- [Task requirements]: Pull out every line below that contains the word "example".
[Recorded information — start]
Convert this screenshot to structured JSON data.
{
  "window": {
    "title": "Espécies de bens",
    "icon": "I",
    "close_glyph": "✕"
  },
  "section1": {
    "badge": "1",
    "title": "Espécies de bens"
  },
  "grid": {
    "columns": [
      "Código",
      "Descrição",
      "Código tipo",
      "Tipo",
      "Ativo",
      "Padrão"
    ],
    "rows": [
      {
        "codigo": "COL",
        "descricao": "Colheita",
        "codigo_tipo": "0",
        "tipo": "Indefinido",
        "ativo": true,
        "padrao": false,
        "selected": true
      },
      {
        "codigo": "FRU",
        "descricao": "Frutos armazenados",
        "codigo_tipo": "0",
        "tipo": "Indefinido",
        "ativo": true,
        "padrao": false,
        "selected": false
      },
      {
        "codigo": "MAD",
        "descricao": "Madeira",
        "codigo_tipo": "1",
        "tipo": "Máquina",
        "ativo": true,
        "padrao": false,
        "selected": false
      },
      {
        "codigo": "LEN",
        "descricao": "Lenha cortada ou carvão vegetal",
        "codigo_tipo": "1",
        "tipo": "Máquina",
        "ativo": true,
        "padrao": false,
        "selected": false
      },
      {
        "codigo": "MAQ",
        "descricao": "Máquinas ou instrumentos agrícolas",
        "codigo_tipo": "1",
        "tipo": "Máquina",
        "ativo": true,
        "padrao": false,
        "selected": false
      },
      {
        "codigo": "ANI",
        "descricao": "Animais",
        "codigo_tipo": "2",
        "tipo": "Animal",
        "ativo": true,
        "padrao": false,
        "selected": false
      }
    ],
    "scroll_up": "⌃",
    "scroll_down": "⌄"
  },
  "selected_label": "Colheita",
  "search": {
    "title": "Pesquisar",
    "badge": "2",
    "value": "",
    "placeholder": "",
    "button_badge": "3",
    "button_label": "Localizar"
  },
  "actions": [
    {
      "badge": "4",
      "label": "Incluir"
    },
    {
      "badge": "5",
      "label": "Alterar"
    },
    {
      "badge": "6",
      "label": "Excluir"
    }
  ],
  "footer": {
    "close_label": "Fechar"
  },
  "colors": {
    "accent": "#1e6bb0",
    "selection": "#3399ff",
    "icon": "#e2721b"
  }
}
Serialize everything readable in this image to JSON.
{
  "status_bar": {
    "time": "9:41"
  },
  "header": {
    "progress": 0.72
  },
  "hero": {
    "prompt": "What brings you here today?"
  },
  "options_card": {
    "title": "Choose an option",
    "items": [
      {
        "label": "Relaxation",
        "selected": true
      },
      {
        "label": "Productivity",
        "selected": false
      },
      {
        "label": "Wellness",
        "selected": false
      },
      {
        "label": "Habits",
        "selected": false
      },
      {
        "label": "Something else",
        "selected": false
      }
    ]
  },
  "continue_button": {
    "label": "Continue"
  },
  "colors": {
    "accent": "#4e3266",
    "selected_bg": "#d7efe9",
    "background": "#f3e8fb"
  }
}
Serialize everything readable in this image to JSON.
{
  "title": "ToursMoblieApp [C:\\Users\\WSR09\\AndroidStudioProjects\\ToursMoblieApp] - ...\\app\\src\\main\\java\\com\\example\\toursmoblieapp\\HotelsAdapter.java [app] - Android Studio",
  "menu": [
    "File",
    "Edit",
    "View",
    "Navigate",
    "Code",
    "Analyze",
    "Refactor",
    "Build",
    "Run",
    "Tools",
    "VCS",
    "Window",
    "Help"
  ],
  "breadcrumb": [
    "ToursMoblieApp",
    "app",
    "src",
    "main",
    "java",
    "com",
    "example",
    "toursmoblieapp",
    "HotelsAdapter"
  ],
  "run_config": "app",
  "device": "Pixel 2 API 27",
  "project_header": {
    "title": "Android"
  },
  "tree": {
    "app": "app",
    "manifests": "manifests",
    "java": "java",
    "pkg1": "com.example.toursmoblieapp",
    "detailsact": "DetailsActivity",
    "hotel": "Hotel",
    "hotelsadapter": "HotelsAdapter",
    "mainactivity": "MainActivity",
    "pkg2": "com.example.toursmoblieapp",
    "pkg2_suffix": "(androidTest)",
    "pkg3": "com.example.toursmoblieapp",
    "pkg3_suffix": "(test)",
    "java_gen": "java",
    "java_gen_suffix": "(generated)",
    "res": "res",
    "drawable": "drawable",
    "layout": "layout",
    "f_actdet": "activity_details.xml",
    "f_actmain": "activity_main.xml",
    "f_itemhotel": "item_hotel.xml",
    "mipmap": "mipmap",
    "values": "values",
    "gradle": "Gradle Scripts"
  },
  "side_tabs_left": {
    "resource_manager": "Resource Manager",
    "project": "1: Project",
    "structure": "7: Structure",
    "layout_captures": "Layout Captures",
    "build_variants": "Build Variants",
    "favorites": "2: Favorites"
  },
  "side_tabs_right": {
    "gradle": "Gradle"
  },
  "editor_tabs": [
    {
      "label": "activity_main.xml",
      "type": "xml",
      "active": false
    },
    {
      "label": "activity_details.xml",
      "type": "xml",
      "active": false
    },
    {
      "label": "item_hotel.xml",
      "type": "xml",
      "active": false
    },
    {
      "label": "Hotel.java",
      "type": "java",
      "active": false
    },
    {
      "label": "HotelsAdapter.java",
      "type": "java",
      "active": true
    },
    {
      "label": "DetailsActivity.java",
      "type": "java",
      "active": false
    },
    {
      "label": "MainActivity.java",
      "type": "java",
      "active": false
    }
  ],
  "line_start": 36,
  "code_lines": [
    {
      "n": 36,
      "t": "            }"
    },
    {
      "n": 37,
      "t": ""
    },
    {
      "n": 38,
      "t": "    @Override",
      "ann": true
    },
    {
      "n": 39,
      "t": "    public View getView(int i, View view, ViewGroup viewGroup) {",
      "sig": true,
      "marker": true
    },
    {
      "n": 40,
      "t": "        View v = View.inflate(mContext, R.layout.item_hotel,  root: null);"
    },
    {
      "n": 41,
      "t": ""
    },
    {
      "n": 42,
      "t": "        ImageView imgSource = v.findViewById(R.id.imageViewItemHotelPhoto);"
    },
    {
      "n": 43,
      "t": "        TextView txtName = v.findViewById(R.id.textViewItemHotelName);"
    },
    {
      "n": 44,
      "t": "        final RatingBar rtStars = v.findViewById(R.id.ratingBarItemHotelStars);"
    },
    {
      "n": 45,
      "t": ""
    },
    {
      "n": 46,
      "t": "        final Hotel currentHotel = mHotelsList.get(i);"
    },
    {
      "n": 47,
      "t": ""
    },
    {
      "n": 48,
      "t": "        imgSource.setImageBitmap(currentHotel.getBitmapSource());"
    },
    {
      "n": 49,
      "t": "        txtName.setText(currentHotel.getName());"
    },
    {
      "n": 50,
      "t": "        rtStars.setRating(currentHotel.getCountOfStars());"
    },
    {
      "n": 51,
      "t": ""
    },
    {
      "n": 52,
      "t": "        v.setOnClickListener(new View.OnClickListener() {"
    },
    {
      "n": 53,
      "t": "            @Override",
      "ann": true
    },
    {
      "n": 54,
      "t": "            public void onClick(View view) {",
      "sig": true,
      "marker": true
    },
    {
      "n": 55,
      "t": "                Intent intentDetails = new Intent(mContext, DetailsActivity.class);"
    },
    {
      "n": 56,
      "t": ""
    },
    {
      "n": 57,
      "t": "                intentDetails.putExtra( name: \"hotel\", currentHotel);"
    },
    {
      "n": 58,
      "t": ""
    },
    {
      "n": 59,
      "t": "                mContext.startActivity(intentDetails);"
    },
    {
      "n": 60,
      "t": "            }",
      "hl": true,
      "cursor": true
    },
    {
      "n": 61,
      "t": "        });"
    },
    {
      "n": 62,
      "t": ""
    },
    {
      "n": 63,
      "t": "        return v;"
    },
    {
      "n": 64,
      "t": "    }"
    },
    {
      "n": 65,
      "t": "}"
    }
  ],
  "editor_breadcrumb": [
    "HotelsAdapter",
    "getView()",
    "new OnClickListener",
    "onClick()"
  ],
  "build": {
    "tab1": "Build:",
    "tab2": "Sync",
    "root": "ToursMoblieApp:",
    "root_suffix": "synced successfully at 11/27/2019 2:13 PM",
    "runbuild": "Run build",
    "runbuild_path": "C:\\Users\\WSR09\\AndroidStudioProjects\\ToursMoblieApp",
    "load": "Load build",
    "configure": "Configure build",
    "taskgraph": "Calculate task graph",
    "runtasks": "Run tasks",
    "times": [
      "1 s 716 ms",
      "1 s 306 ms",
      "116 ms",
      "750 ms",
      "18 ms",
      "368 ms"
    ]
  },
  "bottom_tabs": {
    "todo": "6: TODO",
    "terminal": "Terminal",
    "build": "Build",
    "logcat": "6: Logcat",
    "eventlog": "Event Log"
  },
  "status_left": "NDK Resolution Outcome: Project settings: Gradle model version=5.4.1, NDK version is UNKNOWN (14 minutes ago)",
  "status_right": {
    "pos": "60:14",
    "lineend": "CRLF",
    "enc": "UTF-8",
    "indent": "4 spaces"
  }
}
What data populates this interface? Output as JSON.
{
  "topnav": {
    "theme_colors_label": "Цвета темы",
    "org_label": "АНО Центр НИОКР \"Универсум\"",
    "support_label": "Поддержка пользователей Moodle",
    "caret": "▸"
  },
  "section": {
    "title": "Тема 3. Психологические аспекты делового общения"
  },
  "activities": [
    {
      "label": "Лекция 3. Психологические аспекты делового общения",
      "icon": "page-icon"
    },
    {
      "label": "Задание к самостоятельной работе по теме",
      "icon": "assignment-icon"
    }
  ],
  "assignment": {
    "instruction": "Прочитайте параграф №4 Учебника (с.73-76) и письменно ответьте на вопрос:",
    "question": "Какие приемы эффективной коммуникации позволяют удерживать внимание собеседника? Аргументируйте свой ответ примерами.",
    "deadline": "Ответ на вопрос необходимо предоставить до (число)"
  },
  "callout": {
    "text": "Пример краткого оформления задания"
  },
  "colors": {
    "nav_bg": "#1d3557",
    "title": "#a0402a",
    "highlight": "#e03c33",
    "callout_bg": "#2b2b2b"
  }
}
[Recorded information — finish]
- [Response below]:
  "title": "ToursMoblieApp [C:\\Users\\WSR09\\AndroidStudioProjects\\ToursMoblieApp] - ...\\app\\src\\main\\java\\com\\example\\toursmoblieapp\\HotelsAdapter.java [app] - Android Studio",
    "example",
    "pkg1": "com.example.toursmoblieapp",
    "pkg2": "com.example.toursmoblieapp",
    "pkg3": "com.example.toursmoblieapp",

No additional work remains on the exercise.